Phil Dawson could have tied it, but he missed a 52-yard field goal attempt after the snap was high with 6 seconds remaining.
The Browns were trying for their first four-game winning streak since 1994, also the last time they had a winning record when they played rival Pittsburgh past midseason.
Despite allowing more points than any NFL team, the Browns accomplished their turnaround with a big-play offense led by Anderson (16-of-35, 123 yards), who replaced Charlie Frye during their season-opening 34-7 loss at home to Pittsburgh.
The Steelers, playing six days after their 38-7 Monday night rout of Baltimore, quickly fell into a bad habit: trading field goals for touchdowns. They settled for three Jeff Reed field goals in the first half and fell behind 21-9.
Anderson stood up to Pittsburgh's blitz in the first half. On Cleveland's first possession, he converted four times on third downs on a 16-play drive capped by a 4-yard scoring pass to Kellen Winslow on Cleveland's opening possession.
Anderson also took advantage of Cribbs' 90-yard kickoff return to hit Lawrence Vickers on a 2-yard scoring pass.

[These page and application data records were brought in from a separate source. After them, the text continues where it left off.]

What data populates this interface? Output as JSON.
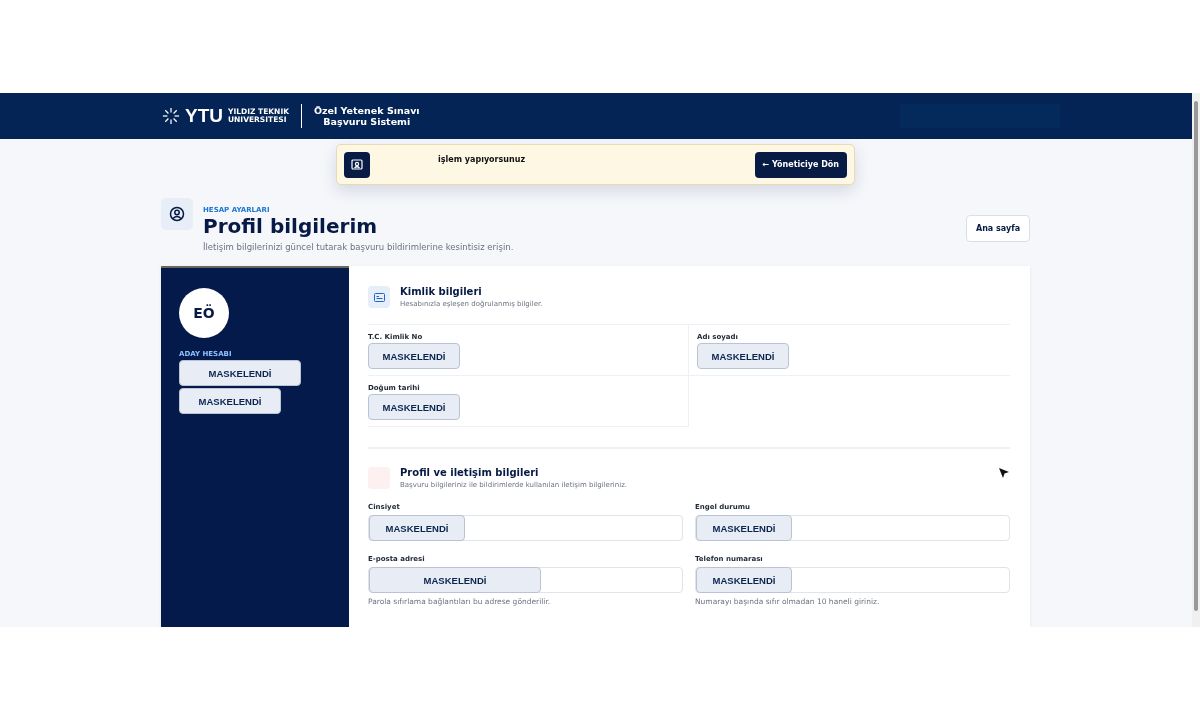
{
  "header": {
    "logo_mark": "YTU",
    "logo_lines": [
      "YILDIZ TEKNIK",
      "UNIVERSITESI"
    ],
    "system_lines": [
      "Özel Yetenek Sınavı",
      "Başvuru Sistemi"
    ]
  },
  "banner": {
    "message": "işlem yapıyorsunuz",
    "button_arrow": "←",
    "button": "Yöneticiye Dön"
  },
  "page": {
    "eyebrow": "HESAP AYARLARI",
    "title": "Profil bilgilerim",
    "subtitle": "İletişim bilgilerinizi güncel tutarak başvuru bildirimlerine kesintisiz erişin.",
    "home_button": "Ana sayfa"
  },
  "sidebar": {
    "initials": "EÖ",
    "account_label": "ADAY HESABI",
    "masked": [
      "MASKELENDİ",
      "MASKELENDİ"
    ]
  },
  "identity": {
    "title": "Kimlik bilgileri",
    "subtitle": "Hesabınızla eşleşen doğrulanmış bilgiler.",
    "fields": [
      {
        "label": "T.C. Kimlik No",
        "value": "MASKELENDİ"
      },
      {
        "label": "Adı soyadı",
        "value": "MASKELENDİ"
      },
      {
        "label": "Doğum tarihi",
        "value": "MASKELENDİ"
      }
    ]
  },
  "contact": {
    "title": "Profil ve iletişim bilgileri",
    "subtitle": "Başvuru bilgileriniz ile bildirimlerde kullanılan iletişim bilgileriniz.",
    "fields": [
      {
        "label": "Cinsiyet",
        "value": "MASKELENDİ"
      },
      {
        "label": "Engel durumu",
        "value": "MASKELENDİ"
      },
      {
        "label": "E-posta adresi",
        "value": "MASKELENDİ",
        "hint": "Parola sıfırlama bağlantıları bu adrese gönderilir."
      },
      {
        "label": "Telefon numarası",
        "value": "MASKELENDİ",
        "hint": "Numarayı başında sıfır olmadan 10 haneli giriniz."
      }
    ]
  }
}
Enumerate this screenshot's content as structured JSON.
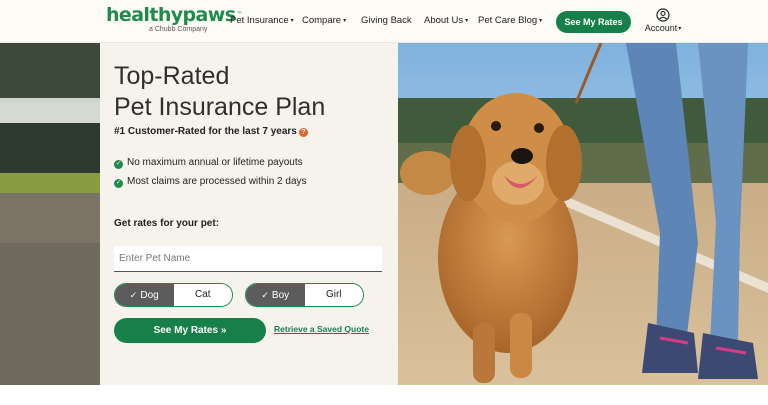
{
  "brand": {
    "name": "healthypaws",
    "trademark": "™",
    "tagline": "a Chubb Company",
    "color": "#1f8a4c"
  },
  "nav": {
    "items": [
      {
        "label": "Pet Insurance",
        "has_dropdown": true
      },
      {
        "label": "Compare",
        "has_dropdown": true
      },
      {
        "label": "Giving Back",
        "has_dropdown": false
      },
      {
        "label": "About Us",
        "has_dropdown": true
      },
      {
        "label": "Pet Care Blog",
        "has_dropdown": true
      }
    ],
    "cta": "See My Rates",
    "account": {
      "label": "Account",
      "icon": "user-circle-icon",
      "has_dropdown": true
    },
    "caret": "▾"
  },
  "hero": {
    "title_line1": "Top-Rated",
    "title_line2": "Pet Insurance Plan",
    "subtitle": "#1 Customer-Rated for the last 7 years",
    "info_icon": "?",
    "bullets": [
      "No maximum annual or lifetime payouts",
      "Most claims are processed within 2 days"
    ],
    "form": {
      "label": "Get rates for your pet:",
      "pet_name_placeholder": "Enter Pet Name",
      "pet_name_value": "",
      "species": {
        "options": [
          "Dog",
          "Cat"
        ],
        "selected": "Dog"
      },
      "gender": {
        "options": [
          "Boy",
          "Girl"
        ],
        "selected": "Boy"
      },
      "submit": "See My Rates »",
      "retrieve": "Retrieve a Saved Quote"
    },
    "photo_alt_icon": "golden-retriever-photo"
  },
  "colors": {
    "accent": "#17804a",
    "panel_bg": "#f6f3ed",
    "selected_toggle": "#5c5c5c",
    "info_orange": "#e2602c"
  }
}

Brodney Pool's interception of Roethlisberger led to Anderson's 16-yard scoring pass to Braylon Edwards along the right sideline.
The Browns should have known no lead against Pittsburgh is comfortable, given their nine consecutive losses to the Steelers and 15 losses in 16 games counting a January 2003 wild-card playoff game.
No lead is safe, either, with a Cleveland defense that has allowed six of nine opponents to score 30 or more points.
Anderson, so effective throwing downfield in the first half, couldn't generate a single first down in the second half until 49 seconds remaining in the game.
Jamal Lewis' fumble at the Browns' 38 led to Roethlisberger's 12-yard scoring pass to Ward midway through the third that made it 21-16. Roethlisberger (23-of-34, 278 yards) put the Steelers into the lead, scrambling for the 30-yard touchdown run on a third-and-10 when a Browns blitz left the entire left side of the field open for him.
Willie Parker, who ran for a club record 223 yards against Cleveland last season, finished with 105 yards on 25 carries, the seventh running back to gain more than 100 against the Browns.